SARANAC LAKE — Dave Kanietakeron Fadden stood next to the favorite of his paintings in the gallery at BluSeed Studios on Friday, speaking to a crowd gathered in a semi-circle around him about the history of residential schools.
Behind him were hundreds of sullen faces in black and white. He spoke about how these schools in the U.S. and Canada — which were largely established by Christian missionaries and operated by Christian churches with government funding — stripped Indigenous people of their culture for over a century, taking off their traditional clothes and putting them in military uniforms, cutting their hair and severely punishing them if they spoke their native language.
It is a painful part of his history, one which nearly destroyed that language, he explained.
“But this is where we are now,” Fadden said, sweeping his arm across the image. At the right-most edge of the canvas, there’s an explosion of vibrant color, braided hair and laughter.

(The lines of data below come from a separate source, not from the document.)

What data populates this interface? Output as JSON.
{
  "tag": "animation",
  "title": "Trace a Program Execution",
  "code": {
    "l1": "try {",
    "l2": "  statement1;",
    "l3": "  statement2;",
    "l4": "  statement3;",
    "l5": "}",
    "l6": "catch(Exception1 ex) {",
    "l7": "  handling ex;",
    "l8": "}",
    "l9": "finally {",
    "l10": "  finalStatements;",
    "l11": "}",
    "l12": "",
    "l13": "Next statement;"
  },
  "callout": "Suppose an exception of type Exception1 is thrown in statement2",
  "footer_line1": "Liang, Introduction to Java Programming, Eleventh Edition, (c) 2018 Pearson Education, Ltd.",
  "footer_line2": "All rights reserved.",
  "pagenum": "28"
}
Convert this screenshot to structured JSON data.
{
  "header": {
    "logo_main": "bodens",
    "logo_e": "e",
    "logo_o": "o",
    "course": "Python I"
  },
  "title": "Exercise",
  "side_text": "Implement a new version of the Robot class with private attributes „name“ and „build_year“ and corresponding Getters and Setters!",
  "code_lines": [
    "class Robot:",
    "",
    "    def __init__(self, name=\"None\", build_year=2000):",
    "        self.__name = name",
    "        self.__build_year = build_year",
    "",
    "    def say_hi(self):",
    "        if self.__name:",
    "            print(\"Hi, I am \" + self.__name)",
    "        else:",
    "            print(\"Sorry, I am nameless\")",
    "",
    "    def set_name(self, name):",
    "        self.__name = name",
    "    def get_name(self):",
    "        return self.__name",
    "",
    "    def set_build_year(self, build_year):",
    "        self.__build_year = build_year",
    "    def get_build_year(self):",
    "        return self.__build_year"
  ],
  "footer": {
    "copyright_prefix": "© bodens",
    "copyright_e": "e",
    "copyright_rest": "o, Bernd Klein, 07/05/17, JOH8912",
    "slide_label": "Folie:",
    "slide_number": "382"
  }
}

“We’re coming out of that dark period,” he said. “We’re able to practice our culture. We’re able to wear our traditional outfits, go to our ceremonies. We have self-determination of our own future.”
Read the full article in the Adirondack Daily Enterprise.